• _What you need to do_
Give only the number of lines in the records that contain the word "icon".

#### The data ####

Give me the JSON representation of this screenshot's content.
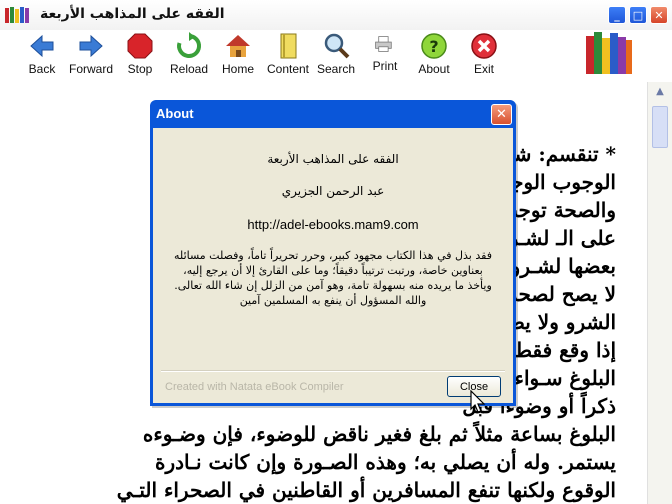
{
  "window": {
    "title": "الفقه على المذاهب الأربعة",
    "controls": [
      "_",
      "□",
      "✕"
    ]
  },
  "toolbar": {
    "buttons": [
      {
        "label": "Back",
        "icon": "back-arrow-icon"
      },
      {
        "label": "Forward",
        "icon": "forward-arrow-icon"
      },
      {
        "label": "Stop",
        "icon": "stop-icon"
      },
      {
        "label": "Reload",
        "icon": "reload-icon"
      },
      {
        "label": "Home",
        "icon": "home-icon"
      },
      {
        "label": "Content",
        "icon": "content-book-icon"
      },
      {
        "label": "Search",
        "icon": "search-icon"
      },
      {
        "label": "Print",
        "icon": "print-icon"
      },
      {
        "label": "About",
        "icon": "help-icon"
      },
      {
        "label": "Exit",
        "icon": "exit-icon"
      }
    ]
  },
  "content": {
    "lines": [
      "* تنقسم: شـروط",
      "الوجوب الوجـوب",
      "والصحة توجب",
      "على الـ لشـروط أو",
      "بعضها لشـروط التي",
      "لا يصح لصحة معاً",
      "الشرو ولا يصح",
      "إذا وقع فقط منها",
      "البلوغ سـواء كـان",
      "ذكراً أو وضوءاً قبل",
      "البلوغ بساعة مثلاً ثم بلغ فغير ناقض للوضوء، فإن وضـوءه",
      "يستمر. وله أن يصلي به؛ وهذه الصـورة وإن كانت نـادرة",
      "الوقوع ولكنها تنفع المسافرين أو القاطنين في الصحراء التـي"
    ]
  },
  "about_dialog": {
    "title": "About",
    "close_glyph": "✕",
    "book_title": "الفقه على المذاهب الأربعة",
    "author": "عبد الرحمن الجزيري",
    "url": "http://adel-ebooks.mam9.com",
    "description": "فقد بذل في هذا الكتاب مجهود كبير، وحرر تحريراً تاماً، وفصلت مسائله بعناوين خاصة، ورتبت ترتيباً دقيقاً؛ وما على القارئ إلا أن يرجع إليه، ويأخذ ما يريده منه بسهولة تامة، وهو آمن من الزلل إن شاء الله تعالى. والله المسؤول أن ينفع به المسلمين آمين",
    "credit": "Created with Natata eBook Compiler",
    "close_button": "Close"
  },
  "colors": {
    "dialog_frame": "#0a56d9",
    "dialog_body": "#ece9d8",
    "link": "#0645ad"
  }
}
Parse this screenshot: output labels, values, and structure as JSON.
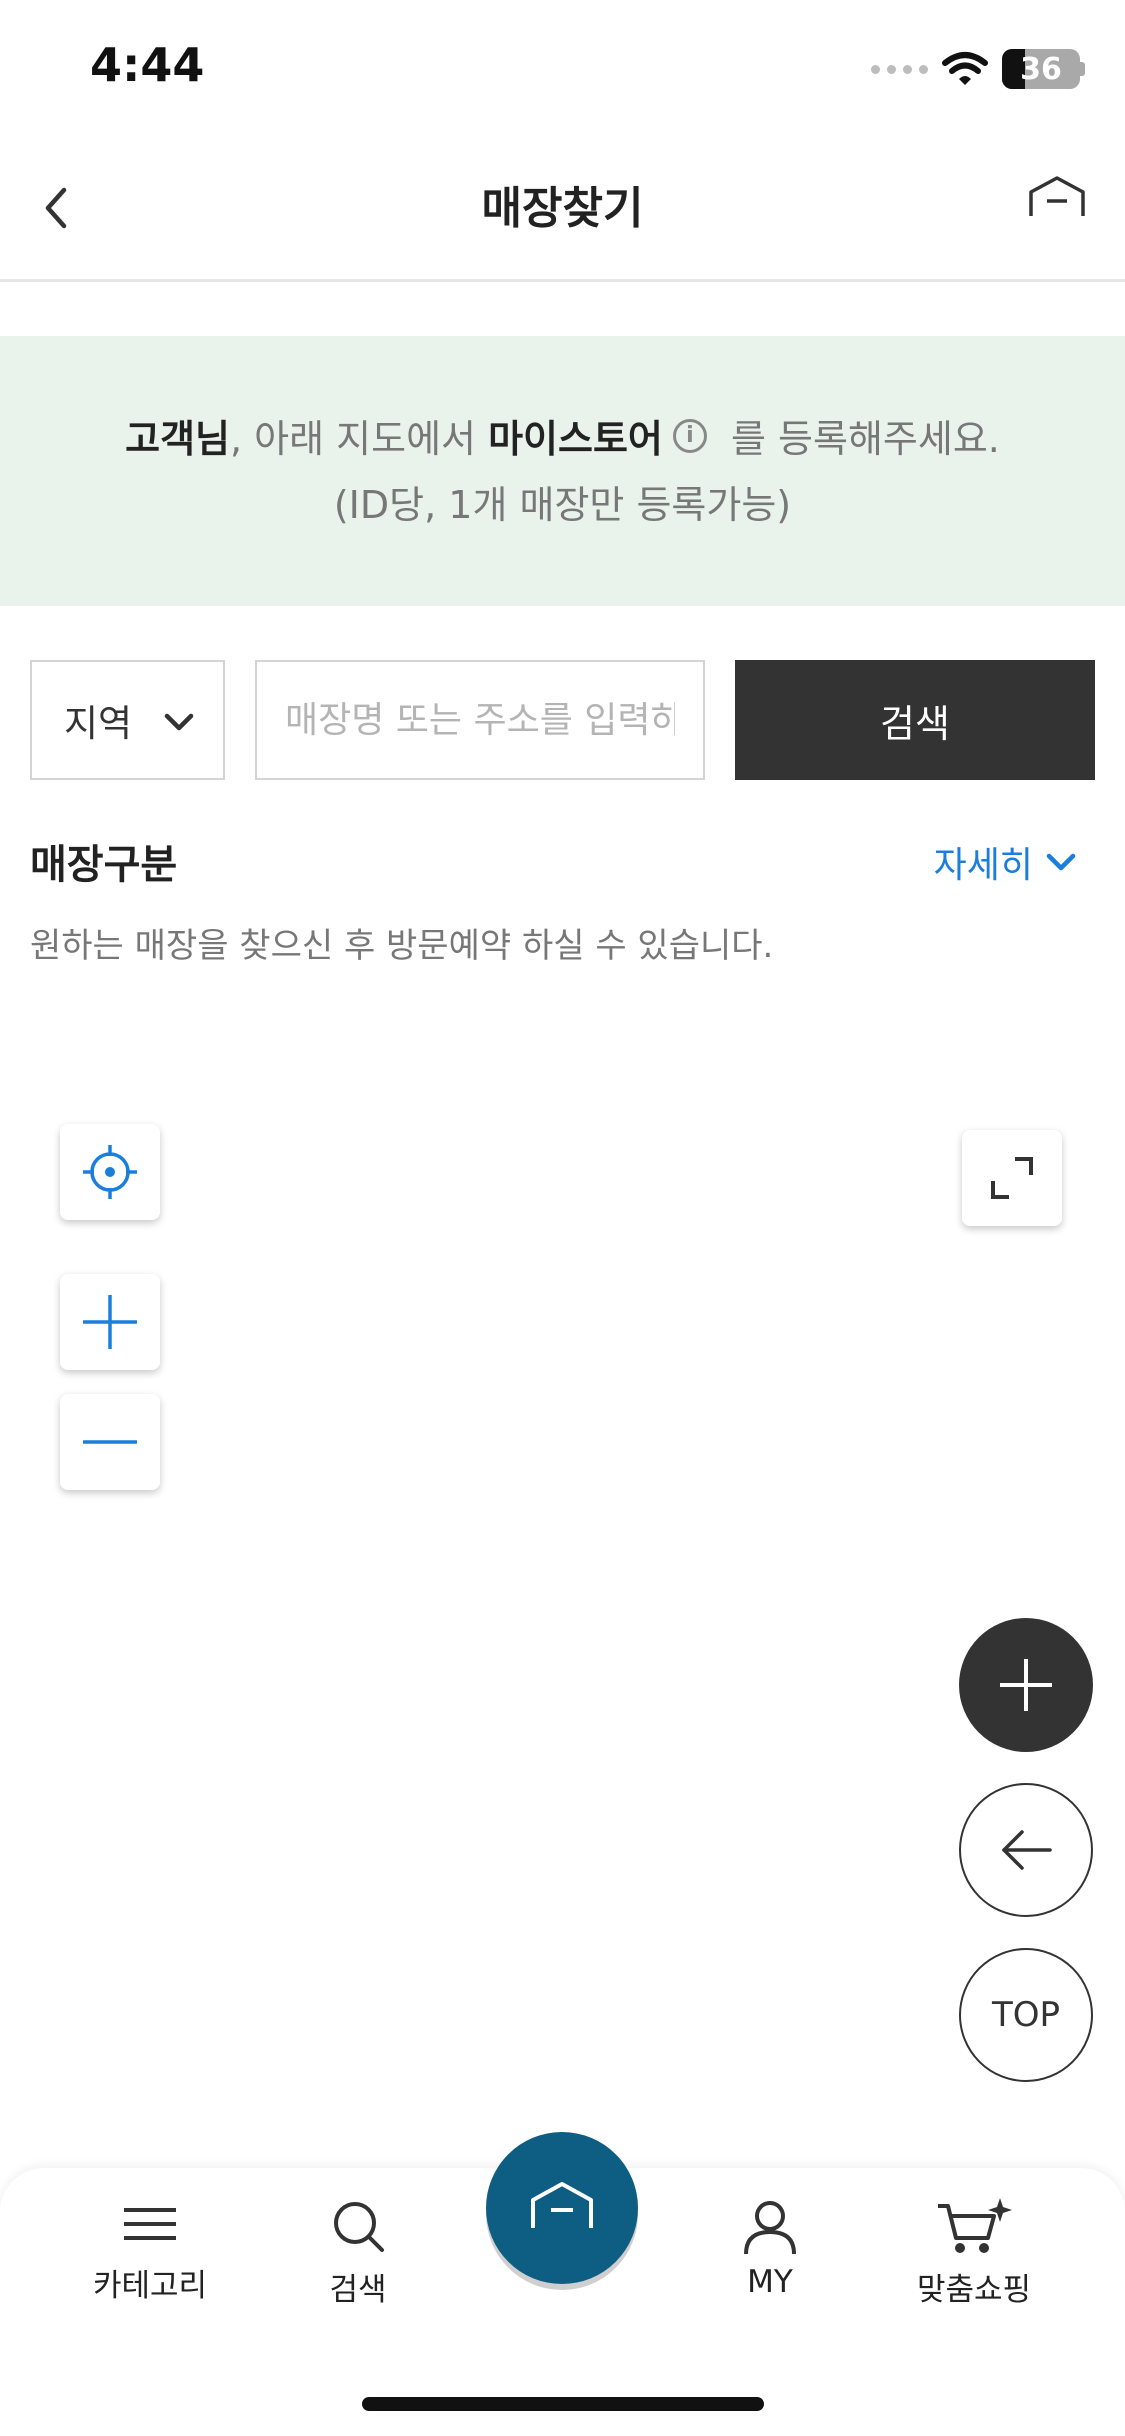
{
  "status_bar": {
    "time": "4:44",
    "battery": "36"
  },
  "header": {
    "title": "매장찾기"
  },
  "notice": {
    "line1_bold1": "고객님",
    "line1_text1": ", 아래 지도에서 ",
    "line1_bold2": "마이스토어",
    "line1_info": "i",
    "line1_text2": " 를 등록해주세요.",
    "line2": "(ID당, 1개 매장만 등록가능)"
  },
  "search": {
    "region_label": "지역",
    "input_placeholder": "매장명 또는 주소를 입력하세요",
    "input_value": "",
    "button_label": "검색"
  },
  "store_type": {
    "title": "매장구분",
    "detail_label": "자세히",
    "description": "원하는 매장을 찾으신 후 방문예약 하실 수 있습니다."
  },
  "floating": {
    "top_label": "TOP"
  },
  "bottom_nav": {
    "category": "카테고리",
    "search": "검색",
    "my": "MY",
    "custom_shopping": "맞춤쇼핑"
  },
  "colors": {
    "accent_blue": "#1a7fdc",
    "notice_bg": "#eaf2ec",
    "search_btn_bg": "#333333",
    "home_btn_bg": "#0e5d82"
  }
}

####

• _Exercise solution_
10